More than 14,000 students are enrolled at East Tennessee State University this semester, according to the school.
ETSU announced Wednesday 14,466 students were attending classes for the spring 2012 semester. This is a record number, up by 283 students from this time in 2011 when enrollment was 14,183.
The school said more students are enrolled in every category, including undergraduates, transfer students, first-time freshmen and graduate students. This number also includes medical and pharmacy students.
New ETSU President Brian Noland said he was happy more and more people are pursuing their goals.
“The most exciting aspect of this announcement is that 14,466 men and women are transforming their lives by pursuing some level of higher education,” ETSU President Brian Noland said in a news release. “I’m delighted to be part of this campus community during this time of enrollment growth.”

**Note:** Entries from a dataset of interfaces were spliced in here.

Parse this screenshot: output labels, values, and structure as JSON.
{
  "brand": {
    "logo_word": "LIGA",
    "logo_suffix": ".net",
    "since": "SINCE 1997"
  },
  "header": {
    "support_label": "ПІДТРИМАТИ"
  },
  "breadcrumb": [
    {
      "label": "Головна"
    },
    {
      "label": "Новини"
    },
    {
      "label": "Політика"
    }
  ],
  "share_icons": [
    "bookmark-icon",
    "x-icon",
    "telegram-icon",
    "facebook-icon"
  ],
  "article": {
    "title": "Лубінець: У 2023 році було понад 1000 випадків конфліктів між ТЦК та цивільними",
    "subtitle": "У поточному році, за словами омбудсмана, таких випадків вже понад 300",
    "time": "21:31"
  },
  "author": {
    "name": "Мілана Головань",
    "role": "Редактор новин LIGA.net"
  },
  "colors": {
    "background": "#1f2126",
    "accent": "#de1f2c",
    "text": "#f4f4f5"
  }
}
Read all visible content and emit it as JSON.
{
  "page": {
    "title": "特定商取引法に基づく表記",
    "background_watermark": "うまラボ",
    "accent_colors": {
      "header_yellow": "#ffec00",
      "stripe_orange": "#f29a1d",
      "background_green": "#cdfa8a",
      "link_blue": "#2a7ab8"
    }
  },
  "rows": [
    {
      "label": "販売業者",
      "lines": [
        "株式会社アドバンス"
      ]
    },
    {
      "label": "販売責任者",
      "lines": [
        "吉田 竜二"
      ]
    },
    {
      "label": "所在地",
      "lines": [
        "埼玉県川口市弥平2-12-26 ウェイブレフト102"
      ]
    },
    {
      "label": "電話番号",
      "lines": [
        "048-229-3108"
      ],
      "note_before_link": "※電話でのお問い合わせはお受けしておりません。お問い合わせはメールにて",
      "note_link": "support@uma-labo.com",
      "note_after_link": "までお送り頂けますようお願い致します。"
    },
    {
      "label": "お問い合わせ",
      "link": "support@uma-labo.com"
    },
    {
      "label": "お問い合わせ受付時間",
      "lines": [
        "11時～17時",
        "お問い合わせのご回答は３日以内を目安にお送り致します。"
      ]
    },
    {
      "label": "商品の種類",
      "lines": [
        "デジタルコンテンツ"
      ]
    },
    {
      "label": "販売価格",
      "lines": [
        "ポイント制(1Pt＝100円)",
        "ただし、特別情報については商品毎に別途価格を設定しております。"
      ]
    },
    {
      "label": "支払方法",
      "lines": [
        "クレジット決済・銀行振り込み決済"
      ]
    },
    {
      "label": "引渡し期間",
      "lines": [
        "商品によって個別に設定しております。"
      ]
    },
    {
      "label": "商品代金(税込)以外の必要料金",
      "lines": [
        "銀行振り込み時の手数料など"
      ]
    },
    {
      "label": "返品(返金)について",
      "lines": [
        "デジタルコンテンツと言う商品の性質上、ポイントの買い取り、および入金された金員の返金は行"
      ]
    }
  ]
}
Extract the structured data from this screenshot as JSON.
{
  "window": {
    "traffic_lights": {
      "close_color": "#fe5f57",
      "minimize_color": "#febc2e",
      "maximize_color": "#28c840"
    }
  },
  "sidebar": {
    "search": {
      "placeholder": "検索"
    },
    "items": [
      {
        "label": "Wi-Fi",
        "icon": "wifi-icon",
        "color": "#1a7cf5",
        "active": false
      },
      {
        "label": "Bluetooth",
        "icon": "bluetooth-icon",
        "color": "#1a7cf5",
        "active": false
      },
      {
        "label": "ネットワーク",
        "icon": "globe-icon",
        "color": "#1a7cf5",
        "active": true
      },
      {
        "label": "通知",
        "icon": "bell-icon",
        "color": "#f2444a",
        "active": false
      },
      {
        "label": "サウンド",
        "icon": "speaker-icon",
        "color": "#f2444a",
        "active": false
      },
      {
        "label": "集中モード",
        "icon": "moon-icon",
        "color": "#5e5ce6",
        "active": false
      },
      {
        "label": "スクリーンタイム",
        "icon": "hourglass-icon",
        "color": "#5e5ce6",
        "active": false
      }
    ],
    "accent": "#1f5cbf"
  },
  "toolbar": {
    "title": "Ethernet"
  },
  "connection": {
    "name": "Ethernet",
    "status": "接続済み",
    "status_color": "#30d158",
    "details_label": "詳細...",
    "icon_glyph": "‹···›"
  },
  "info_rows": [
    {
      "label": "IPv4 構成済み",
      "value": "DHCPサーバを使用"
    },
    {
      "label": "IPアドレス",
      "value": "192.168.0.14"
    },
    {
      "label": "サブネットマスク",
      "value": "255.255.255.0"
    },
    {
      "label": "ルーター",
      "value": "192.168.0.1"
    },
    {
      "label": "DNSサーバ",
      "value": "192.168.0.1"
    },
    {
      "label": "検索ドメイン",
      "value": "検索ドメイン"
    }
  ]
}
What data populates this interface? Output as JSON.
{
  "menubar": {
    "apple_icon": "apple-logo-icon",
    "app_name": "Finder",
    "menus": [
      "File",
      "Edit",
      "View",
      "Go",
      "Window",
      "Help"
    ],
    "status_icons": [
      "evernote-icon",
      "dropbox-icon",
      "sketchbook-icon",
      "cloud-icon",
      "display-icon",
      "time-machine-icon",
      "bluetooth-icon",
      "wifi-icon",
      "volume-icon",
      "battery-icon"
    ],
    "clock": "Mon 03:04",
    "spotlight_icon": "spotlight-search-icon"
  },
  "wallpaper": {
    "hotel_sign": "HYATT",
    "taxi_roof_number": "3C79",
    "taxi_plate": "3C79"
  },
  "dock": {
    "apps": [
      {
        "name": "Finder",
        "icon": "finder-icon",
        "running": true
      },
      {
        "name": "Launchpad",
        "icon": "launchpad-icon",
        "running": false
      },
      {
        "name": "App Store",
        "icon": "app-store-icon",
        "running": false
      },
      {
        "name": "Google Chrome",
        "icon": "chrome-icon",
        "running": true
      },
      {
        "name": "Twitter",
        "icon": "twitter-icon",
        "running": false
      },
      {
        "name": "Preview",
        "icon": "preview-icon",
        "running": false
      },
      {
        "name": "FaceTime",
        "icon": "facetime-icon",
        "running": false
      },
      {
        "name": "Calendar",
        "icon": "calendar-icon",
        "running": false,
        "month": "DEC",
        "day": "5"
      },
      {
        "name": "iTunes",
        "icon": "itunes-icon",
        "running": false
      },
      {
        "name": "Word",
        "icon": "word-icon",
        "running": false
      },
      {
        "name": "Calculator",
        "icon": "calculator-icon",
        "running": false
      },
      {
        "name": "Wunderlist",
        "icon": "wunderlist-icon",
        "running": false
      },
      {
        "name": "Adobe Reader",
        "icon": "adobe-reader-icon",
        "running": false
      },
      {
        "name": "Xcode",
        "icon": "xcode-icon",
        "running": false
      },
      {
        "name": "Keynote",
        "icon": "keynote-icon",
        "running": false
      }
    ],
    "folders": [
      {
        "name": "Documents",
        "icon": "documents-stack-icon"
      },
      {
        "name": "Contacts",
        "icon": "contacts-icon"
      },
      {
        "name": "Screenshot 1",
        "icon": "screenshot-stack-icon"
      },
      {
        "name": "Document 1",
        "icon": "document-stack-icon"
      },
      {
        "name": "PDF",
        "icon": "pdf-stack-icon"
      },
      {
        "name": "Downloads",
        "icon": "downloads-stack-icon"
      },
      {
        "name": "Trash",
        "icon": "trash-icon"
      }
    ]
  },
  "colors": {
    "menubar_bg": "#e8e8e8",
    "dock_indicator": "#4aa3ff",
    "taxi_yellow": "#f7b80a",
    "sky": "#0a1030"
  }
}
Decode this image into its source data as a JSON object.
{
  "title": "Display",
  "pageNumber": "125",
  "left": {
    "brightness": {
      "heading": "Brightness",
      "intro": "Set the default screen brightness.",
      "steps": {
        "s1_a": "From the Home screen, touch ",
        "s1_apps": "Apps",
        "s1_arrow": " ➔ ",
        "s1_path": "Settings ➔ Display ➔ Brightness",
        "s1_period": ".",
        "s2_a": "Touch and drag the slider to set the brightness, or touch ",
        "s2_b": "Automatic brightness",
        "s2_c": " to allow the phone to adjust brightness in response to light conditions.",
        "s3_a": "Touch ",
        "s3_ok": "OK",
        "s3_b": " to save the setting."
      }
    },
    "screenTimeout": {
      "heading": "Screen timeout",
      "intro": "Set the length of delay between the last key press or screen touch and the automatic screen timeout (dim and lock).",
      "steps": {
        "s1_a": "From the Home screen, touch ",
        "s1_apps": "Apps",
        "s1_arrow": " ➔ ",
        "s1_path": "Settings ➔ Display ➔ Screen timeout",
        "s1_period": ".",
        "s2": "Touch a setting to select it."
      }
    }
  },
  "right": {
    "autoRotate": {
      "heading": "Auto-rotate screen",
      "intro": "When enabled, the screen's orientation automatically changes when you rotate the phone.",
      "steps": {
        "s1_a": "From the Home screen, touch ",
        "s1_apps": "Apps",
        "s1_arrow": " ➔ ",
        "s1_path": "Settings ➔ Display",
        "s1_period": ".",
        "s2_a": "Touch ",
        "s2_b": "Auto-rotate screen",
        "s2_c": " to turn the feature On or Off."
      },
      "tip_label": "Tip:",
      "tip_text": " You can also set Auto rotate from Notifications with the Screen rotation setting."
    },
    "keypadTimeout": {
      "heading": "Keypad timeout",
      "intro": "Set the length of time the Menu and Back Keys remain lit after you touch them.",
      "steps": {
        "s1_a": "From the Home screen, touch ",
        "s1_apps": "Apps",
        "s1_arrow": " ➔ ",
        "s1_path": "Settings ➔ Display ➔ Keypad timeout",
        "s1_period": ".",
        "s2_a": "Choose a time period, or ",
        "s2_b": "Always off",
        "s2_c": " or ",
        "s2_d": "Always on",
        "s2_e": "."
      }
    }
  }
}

ETSU has enrolled more students each fall and spring semester than the previous corresponding semesters for many years. ETSU reported more than 15,500 students enrolled this past fall semester. Enrollment typically is less in the spring than the fall, because of December graduation and fewer enrollees in the middle of the academic year. But the school has been experiencing increases in the spring from previous springs.
“It seems the efforts, the programs, what we have to offer, people are interested in,” said Ramona Williams, ETSU vice provost for enrollment services. “You know, ETSU offers such a wide variety of programs and degrees.”
Reasons for continued enrollment increases include the HOPE Scholarship, the breadth of programs at the school, numerous off-campus locations, online options for course work, student services and like tutoring and new on-campus apartments.
Graduate-level students have continued to increase in number, too. In the past 15 years 10 new doctoral programs have been added to ETSU’s offerings, most recently the doctor of practice in nursing.
For undergraduates, the top programs of study are nursing, pre-business, education, allied health, psychology and criminal justice, in that order, Williams said.
ETSU has always drawn the majority of its students from this region, especially Washington, Sullivan and Carter and other counties near ETSU. Williams said, though, that new scholarship initiatives offered by the school should make ETSU more attractive to students from farther away.
“The majority of our undergraduate students come from the counties that are closest to us,” Williams said.“We expect to see more students enrolling from beyond.”